The Defense CIO will still serve most of the traditional IT management functions. However, come 2019, the CMO will have purview over the business side of IT, including increasing efficiency through the implementation of new technologies and maintaining and analyzing data sets that can help the department with “improving acquisition outcomes and personnel management.” As the official responsible for improving business operations, Defense and Congress thought it prudent to give the new CMO authority over the IT systems that will be necessary to make those advancements across the department.
“Focusing on delivering enterprise services ensures the department more synergy in planning and executing business operations, while reducing the cost of those operations,” the August 2017 report states.
A Manager’s Manager
The 2018 NDAA—which gives additional guidance on the new position’s role—directs the president to appoint a person with “an extensive management or business background and experience with managing large or complex organizations.” While this seems like an obvious resume requirement, past CMOs within Defense—whether former deputy secretaries or service CMOs—haven’t always met that requirement, according to Douglas Brook, professor emeritus at the Naval Postgraduate School, former director of the Center for Defense Management Research and currently the visiting professor at the Sanford School of Public Policy at Duke University.

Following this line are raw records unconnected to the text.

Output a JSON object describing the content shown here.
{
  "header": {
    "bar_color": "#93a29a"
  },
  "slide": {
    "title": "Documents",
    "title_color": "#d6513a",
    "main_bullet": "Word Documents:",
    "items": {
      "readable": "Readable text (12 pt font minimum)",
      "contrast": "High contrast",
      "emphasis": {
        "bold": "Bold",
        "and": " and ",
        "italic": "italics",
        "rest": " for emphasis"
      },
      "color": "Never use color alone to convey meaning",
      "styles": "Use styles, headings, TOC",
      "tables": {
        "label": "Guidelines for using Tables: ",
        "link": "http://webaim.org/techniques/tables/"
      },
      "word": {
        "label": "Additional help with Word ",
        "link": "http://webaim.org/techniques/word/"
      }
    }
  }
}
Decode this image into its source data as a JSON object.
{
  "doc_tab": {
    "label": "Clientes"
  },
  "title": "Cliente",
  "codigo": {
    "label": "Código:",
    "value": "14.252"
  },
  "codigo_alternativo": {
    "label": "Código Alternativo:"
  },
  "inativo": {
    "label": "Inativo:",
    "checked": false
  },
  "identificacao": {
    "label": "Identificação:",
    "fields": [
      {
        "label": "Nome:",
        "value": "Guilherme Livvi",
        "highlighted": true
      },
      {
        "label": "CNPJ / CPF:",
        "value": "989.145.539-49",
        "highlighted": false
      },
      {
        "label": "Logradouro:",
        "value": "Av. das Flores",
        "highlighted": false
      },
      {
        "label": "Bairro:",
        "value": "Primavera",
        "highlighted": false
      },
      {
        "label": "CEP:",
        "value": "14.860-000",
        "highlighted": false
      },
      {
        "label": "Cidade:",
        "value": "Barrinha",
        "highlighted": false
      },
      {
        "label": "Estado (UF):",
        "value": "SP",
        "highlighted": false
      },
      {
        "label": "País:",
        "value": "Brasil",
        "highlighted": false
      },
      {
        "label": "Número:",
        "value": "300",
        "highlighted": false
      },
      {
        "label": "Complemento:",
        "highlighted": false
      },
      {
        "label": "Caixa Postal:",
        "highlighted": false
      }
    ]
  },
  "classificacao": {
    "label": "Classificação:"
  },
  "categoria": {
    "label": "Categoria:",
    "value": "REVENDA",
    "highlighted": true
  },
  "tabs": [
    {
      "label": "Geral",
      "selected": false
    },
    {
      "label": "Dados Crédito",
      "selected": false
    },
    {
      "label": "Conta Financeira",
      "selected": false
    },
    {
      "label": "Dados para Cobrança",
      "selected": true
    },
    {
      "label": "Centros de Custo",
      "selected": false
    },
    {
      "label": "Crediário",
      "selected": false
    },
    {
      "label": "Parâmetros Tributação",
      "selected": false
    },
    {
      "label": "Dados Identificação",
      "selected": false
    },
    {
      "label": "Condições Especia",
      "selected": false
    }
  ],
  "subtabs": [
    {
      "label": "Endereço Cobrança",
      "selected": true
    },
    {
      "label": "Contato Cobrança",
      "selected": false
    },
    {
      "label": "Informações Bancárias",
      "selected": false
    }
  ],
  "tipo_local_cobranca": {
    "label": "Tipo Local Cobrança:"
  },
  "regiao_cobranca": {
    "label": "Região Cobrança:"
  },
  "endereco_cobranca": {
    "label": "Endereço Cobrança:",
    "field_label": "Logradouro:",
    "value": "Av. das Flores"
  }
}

“GAO envisioned a CMO with broad management experience, a proven track record of making decisions in complex settings, and direct experience in the department. That does not seem to fit the profile of the initial appointees,” Brook wrote in the Summer 2015 issue of The Public Manager magazine, summarizing the findings of a Center for Defense Management Research study.
In the article, Brook extols the virtues of having a strong manager in the position but notes Defense appointed CMOs at the services whose backgrounds tended to be in policy.
“While bringing diverse experiences to their jobs, few of the 10 holders of these positions between 2009 and 2013 appear to have the kind of background envisioned by the GAO,” he wrote. “Seven had predominantly policy backgrounds, one had a previous management career, and two had combined policy and management experience. Congress apparently has not insisted on broad management experience when approving nominees for Senate-confirmed CMO positions.”
Gibson “comes pretty close” to fulfilling that requirement, Brook told Nextgov in a recent interview, citing the nominee’s “pretty extensive corporate experience outside the Pentagon,” as well as his time in the Office of the Secretary of Defense and the Air Force.
In Brook’s assessment, the challenge for Gibson will be working with the established service CMOs to make real change.
“The CMO really doesn’t manage very much,” he said, noting that most of the day to day work is done at the program level. To be successful, Gibson will “need to be really empowered by the secretary of defense and the deputy secretary,” and will need buy-in from the component chiefs.
But Brook was optimistic, given the nominee’s experience.
“Gibson has experience at both the OSD level and the services,” he said. “So, he’ll be sensitive to the relationships between the service components.”